OUT NOW FORMATS SWITCH
DIRECTORS Yusuke Amano, Seita Inoue, Shintaro Sato
PLOT Set nine months after the first game’s Splatfest event, tournament winner Marie finds that her cousin Callie and the Great Zapfish have gone missing. Suspecting the evil Octarians are responsible, Marie resolves to track them down.
THE FIRST SPLATOON was a welcome blast of originality in the often risk-averse
(and remaster-obsessed) world of video-game development. A twist on the competitive third-person shooter, it added platform elements and — most interestingly — the ability to turn into a squid.
There was a problem, though. It only existed on the unloved Wii U— a machine that, unlike its predecessor, failed to take the world by storm, or even conjure a light, localised shower. Commercially Nintendo’s worst-performing console, it undoubtedly hampered Splatoon’s momentum. The relative early success of the Switch will hopefully change that for this sequel.
A quick recap: you play as an Inkling, a humanoid equipped with a gun that shoots coloured ink. Once the ink is spread over the playing surface, you can change into a squid to move quickly across the playing arena and climb vertical edges, but travel through enemy ink and you’ll slow down as your energy will be sapped. And there are also walkways of grating to watch out for, which wouldn’t pose a problem in human form, but you’ll slip through them as a cephalopod.

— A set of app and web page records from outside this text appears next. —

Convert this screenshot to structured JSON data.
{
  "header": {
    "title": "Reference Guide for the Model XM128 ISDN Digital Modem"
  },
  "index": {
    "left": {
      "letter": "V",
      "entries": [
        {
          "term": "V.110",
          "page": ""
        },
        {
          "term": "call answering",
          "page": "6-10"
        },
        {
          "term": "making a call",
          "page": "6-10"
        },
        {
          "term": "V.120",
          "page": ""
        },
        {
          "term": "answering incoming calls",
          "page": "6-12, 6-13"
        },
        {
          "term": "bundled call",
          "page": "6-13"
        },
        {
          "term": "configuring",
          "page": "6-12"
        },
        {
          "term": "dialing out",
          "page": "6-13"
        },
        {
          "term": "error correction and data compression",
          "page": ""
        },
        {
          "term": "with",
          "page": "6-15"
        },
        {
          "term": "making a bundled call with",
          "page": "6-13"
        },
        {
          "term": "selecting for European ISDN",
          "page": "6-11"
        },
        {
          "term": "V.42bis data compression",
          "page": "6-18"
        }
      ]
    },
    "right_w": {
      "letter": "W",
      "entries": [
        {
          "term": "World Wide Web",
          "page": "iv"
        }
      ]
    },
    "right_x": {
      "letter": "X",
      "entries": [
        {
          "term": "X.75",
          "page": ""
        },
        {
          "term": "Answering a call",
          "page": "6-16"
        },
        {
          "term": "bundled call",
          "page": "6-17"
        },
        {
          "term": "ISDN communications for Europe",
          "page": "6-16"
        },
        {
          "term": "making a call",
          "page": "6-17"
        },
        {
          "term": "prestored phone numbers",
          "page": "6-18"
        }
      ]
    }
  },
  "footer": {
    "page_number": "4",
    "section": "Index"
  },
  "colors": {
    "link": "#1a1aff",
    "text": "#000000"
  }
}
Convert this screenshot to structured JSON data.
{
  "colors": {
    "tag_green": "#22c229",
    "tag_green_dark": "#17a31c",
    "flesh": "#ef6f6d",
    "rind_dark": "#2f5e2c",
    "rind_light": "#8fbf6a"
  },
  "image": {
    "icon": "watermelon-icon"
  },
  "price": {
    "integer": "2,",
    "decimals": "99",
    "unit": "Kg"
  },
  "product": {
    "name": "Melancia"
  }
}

This initially bizarre but ultimately simple premise prompts two styles of gameplay. In single player, Splatoon 2 leans more heavily on its platforming elements, which require a tactical approach as you deploy your ink to reach otherwise inaccessible platforms or work out mini-puzzles to transform the environment, such as shooting rotating targets that ratchet out platforms which slowly spring back into place, or inking rolled-up inflatables that spring out into flat, traversable surfaces.
The online side, however, feels far more like the team-based shooter initially promised, with you and your teammates vying to cover as much of each level in your colour of ink as possible, while taking out opponents with your guns, various bombs and grenades, and special weapons.
In terms of gameplay, it doesn’t feel that different from the original. Instead, it’s slightly better in just about every department, from the expanded campaign to the glossier graphics that really sell the gloopiness of the ink. Just making an unholy mess of its levels is oddly satisfying.
But the most welcome extras are the new objects that have been added, bringing more depth to an already vibrant mix. You may, for example, encounter evil Octarians (the game’s tentacled enemies who have kidnapped the Great Zapfish) rolling around in giant bowling balls. Or find yourself sloshing great gobbets of ink around levels using nothing more than a surprisingly effective bucket. But no weapon gives the player an unfair advantage — much balancing work appears to have been done, resulting in a far more level battlefield.
While Splatoon 2 may feel like it’s just an incremental update of the original game, the large number of Switch owners who didn’t buy a Wii U means many won’t have come across it before. And the original was so good that Splatoon 2 didn’t have to adopt a radical approach. If you’re a Switch owner, it’s a major title that will bring you vast amounts of fun. STEVE BOXER
VERDICT Boosted by the extra power of the Switch over the Wii U, Splatoon 2 is better in almost every department compared with its predecessor. Nintendo has another hit on its (ink-splashed) hands.